150000 bytes wasted

## • QUICKSORT. (* not in syllabus, addendum *)

The idea:
To sort an array A containing N elements...

## Choose an element A[index]and re-arrange the array so that

only elements less than or equal to A[index] are found to the left of
A[index]
only elements bigger than or equal to A[index] are found to the right of
A[index]

Note that A[index] will remain in this position when the whole array is sorted.

If we repeat this process for the elements in the left and right subarray than
we end up with a completely sorted array.

An example:
1 2 3 4 5 6 7 8
30 60 50 40 20 80 75 35
myTable
Let’s take the first element and re-arrange the myTable

1 2 3 4 5 6 7 8
20 30 50 40 60 80 75 35
myTable
Left part is OK (1 element)
125
Right part: take 50 and re-arrange
1 2 3 4 5 6 7 8
20 30 35 40 50 80 75 60
myTable
Re-arrange the 2 parts...

1 2 3 4 5 6 7 8
20 30 35 40 50 60 75 80
myTable
1 2 3 4 5 6 7 8
20 30 35 40 50 60 75 80
myTable
1 2 3 4 5 6 7 8
20 30 35 40 50 60 75 80
myTable
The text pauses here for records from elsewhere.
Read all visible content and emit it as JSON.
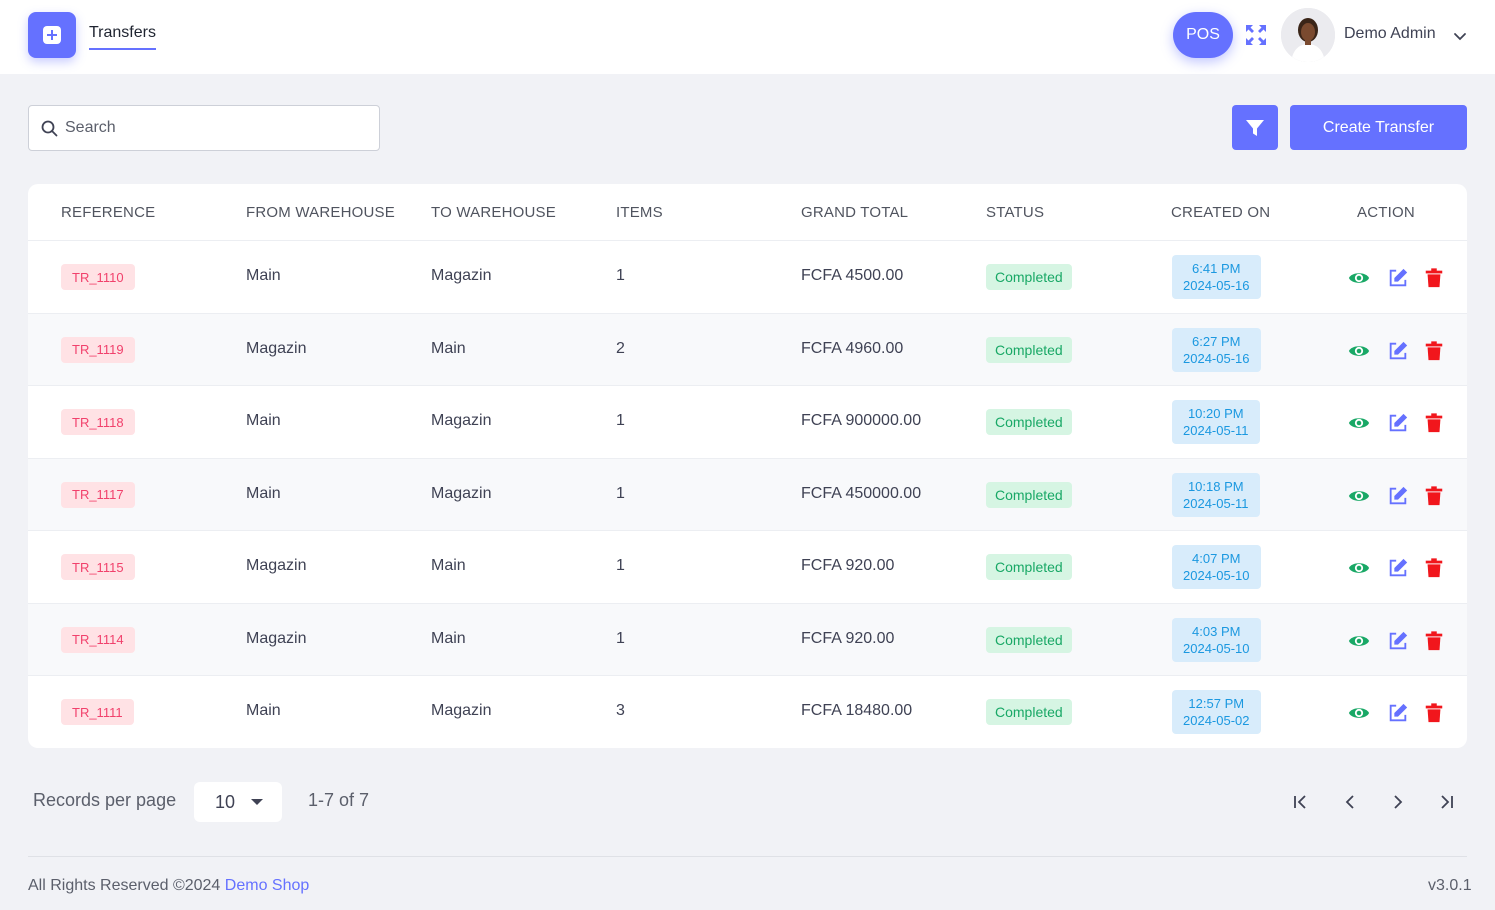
{
  "header": {
    "page_title": "Transfers",
    "pos_label": "POS",
    "user_name": "Demo Admin"
  },
  "toolbar": {
    "search_placeholder": "Search",
    "create_label": "Create Transfer"
  },
  "table": {
    "columns": [
      "REFERENCE",
      "FROM WAREHOUSE",
      "TO WAREHOUSE",
      "ITEMS",
      "GRAND TOTAL",
      "STATUS",
      "CREATED ON",
      "ACTION"
    ],
    "rows": [
      {
        "reference": "TR_1110",
        "from": "Main",
        "to": "Magazin",
        "items": "1",
        "total": "FCFA 4500.00",
        "status": "Completed",
        "time": "6:41 PM",
        "date": "2024-05-16"
      },
      {
        "reference": "TR_1119",
        "from": "Magazin",
        "to": "Main",
        "items": "2",
        "total": "FCFA 4960.00",
        "status": "Completed",
        "time": "6:27 PM",
        "date": "2024-05-16"
      },
      {
        "reference": "TR_1118",
        "from": "Main",
        "to": "Magazin",
        "items": "1",
        "total": "FCFA 900000.00",
        "status": "Completed",
        "time": "10:20 PM",
        "date": "2024-05-11"
      },
      {
        "reference": "TR_1117",
        "from": "Main",
        "to": "Magazin",
        "items": "1",
        "total": "FCFA 450000.00",
        "status": "Completed",
        "time": "10:18 PM",
        "date": "2024-05-11"
      },
      {
        "reference": "TR_1115",
        "from": "Magazin",
        "to": "Main",
        "items": "1",
        "total": "FCFA 920.00",
        "status": "Completed",
        "time": "4:07 PM",
        "date": "2024-05-10"
      },
      {
        "reference": "TR_1114",
        "from": "Magazin",
        "to": "Main",
        "items": "1",
        "total": "FCFA 920.00",
        "status": "Completed",
        "time": "4:03 PM",
        "date": "2024-05-10"
      },
      {
        "reference": "TR_1111",
        "from": "Main",
        "to": "Magazin",
        "items": "3",
        "total": "FCFA 18480.00",
        "status": "Completed",
        "time": "12:57 PM",
        "date": "2024-05-02"
      }
    ]
  },
  "pagination": {
    "records_label": "Records per page",
    "per_page": "10",
    "range": "1-7 of 7"
  },
  "footer": {
    "copyright_prefix": "All Rights Reserved ©2024 ",
    "shop_name": "Demo Shop",
    "version": "v3.0.1"
  },
  "icons": {
    "menu": "plus-square-icon",
    "fullscreen": "fullscreen-icon",
    "search": "search-icon",
    "filter": "filter-icon",
    "view": "eye-icon",
    "edit": "edit-icon",
    "delete": "trash-icon"
  },
  "colors": {
    "primary": "#6571ff",
    "success": "#19a866",
    "danger": "#f1416c",
    "info": "#1b98e0"
  }
}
126
The function Re_Arrange:

3 4 5 6 7 8
50 40 60 80 75 35

## low = 3 low high

high = 8
pivot = 3 <- the element around which we re-arrange

## 1. increase low until you find an element > T[pivot]

3 4 5 6 7 8
50 40 60 80 75 35

high = 8

## 2. decrease high until you find an element <= T[pivot]

3 4 5 6 7 8
50 40 60 80 75 35

## low = 5 low high

high = 8

127
3. if low < high then swap T[low] and T[high]

3 4 5 6 7 8
50 40 35 80 75 60

high = 8

## -> repeat this process until low >= high

3 4 5 6 7 8
50 40 35 80 75 60

## low = 6 low high

high = 8

3 4 5 6 7 8
50 40 35 80 75 60

## low = 6 high low

high = 5

-> when low > high then swap T[pivot] with T[high]

3 4 5 6 7 8
35 40 50 80 75 60

Round up:

Declarations:

## CONST max = 10;

TYPE table = array[1..max] of integer;

## (* This function puts the element a [pivot] in its right position *)

(* in the array a and returns the index of that position *)
function Re_Arrange( var a: table;

128
left, right, pivot: integer): integer;
var low, high: integer;
begin
low := left;
high := right;
while low < high do begin
while (a[low] <= a[pivot]) and (low < right) do
low := low + 1;
while a[high] > a[pivot] do
high := high – 1;
if low < high
then swap(a[low], a[high])
else swap(a[pivot], a[high]);
end;
Re_Arrange := high;
end;

129
The procedure quicksort:

## procedure quickSort( var a: table; left, right: integer);

var position: integer;
begin
if left < right
then begin
position := Re_Arrange(a, left, right, left);
quickSort(a, left, position – 1);
quickSort(a, position + 1, right);
end;
end;

Using quicksort:

quickSort(myTable, 1, max);

Time analysis:

## QuickSort O(N x Log2N)

BubbleSort O(N2)
SelectionSort O(N2)
InsertionSort O(N2)

130